In June 2017, the company acquired 2300 Empire, a multi-tenant office asset in Burbank, Calif. The top-performing Los Angeles submarket is home to six major entertainment studios, and its office market is flourishing in light of recent growth driven by the transformation of the media and technology industries. The property’s large footprint lends itself well to media and entertainment tenants, and the confluence with its location in the epicenter of the entertainment industry’s largest office market sealed the deal.
According to Talgo, New York Life is not one to pick and choose deals based only on long-term performance, though that is a prominent factor for any investor.
“We’ll certainly take risk,” he said, identifying 70 percent of the company’s equity portfolio as core or core-plus assets, “while the other 30 percent are products that might have a little bit more risk, where we think with our capability we can acquire those assets with risk, fix them up and essentially buy and create a core product out of that.

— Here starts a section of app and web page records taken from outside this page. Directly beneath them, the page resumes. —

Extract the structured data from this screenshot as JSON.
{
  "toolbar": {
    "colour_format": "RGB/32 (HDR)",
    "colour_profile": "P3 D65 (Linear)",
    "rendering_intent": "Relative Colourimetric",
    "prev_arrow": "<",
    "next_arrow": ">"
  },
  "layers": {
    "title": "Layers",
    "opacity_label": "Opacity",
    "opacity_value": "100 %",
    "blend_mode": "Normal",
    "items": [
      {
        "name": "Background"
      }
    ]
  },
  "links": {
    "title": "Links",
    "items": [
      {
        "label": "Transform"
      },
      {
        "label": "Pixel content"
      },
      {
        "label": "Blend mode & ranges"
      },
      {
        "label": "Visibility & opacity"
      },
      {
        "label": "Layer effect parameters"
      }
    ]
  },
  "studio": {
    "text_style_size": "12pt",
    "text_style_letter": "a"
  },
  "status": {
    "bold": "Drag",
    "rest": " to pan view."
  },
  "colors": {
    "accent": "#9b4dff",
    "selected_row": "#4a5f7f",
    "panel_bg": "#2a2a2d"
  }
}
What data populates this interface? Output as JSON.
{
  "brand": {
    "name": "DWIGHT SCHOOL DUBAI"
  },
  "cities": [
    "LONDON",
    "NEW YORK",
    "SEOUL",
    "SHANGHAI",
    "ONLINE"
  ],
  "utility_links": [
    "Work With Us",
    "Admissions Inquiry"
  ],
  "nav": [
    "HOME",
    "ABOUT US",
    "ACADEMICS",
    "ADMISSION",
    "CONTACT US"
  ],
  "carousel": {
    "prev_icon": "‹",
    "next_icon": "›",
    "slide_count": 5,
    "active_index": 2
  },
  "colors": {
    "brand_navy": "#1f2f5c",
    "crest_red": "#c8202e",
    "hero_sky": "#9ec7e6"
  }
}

That’s going to drive some nice long-term income growth and appreciation. … We’re really driven by risk-adjusted return as opposed to income yield, although income yield certainly is important for life companies.”
TH Real Estate, an affiliate of TIAA investment manager Nuveen, reported in August that it had closed or committed to 43 debt transactions totaling $3.8 billion during the first half of 2017; the loans span the U.S. and the United Kingdom. The investment giant’s portfolio reflects many of the trends emerging in the growing life insurance debt market. One example: TH Real Estate’s $65 million first mortgage financing for GID’s acquisition of a well-located 254-unit high-rise in Fort Lauderdale, Fla.
For that deal, Walker & Dunlop structured a $37 million bridge loan through its relationship with Northwestern Mutual, enabling JLL to refinance a Class A multifamily asset in the Birmingham, Ala., market. The deal demonstrates the willingness of life companies to provide capital when fundamentals promise solid long-term performance.
As with equity investments, though, life insurers prefer to provide financing for multifamily and industrial properties, Cope noted, remaining “active but selective in office and retail.”
Industrial, in particular, has become a new focus for life insurance debt investments. According to data from Real Capital Analytics Inc., a sector once regarded as an underdog is steadily working its way up, rising from the $1 billion range in 2008 to $4 billion in single-tenant volume by the first quarter of 2017. “Industrial stuff is kind of in vogue, after years of not being,” observed John Bralower, principal & managing director for U.S. capital markets at Avision Young. “There is a sense of industrial being ‘in,’ which makes perfect sense when you cut through everything.”
He relates the change to the online retail revolution led by Amazon. That, he said, “requires a lot more warehouses and closer distribution points,” he said. “I’d say if there’s an area right now where there’s a bit of a pullback or level of cautiousness, it’s in retail, particularly the mall space,” said Hood.
“There’s a lot of interest in industrial these days: Warehouses are sort of the flipside
to (the retail) story. Instead of buying something in a mall, people are buying it
online and those products are being stored in warehouses.”
Originally appearing in the September 2017 issue of CPE.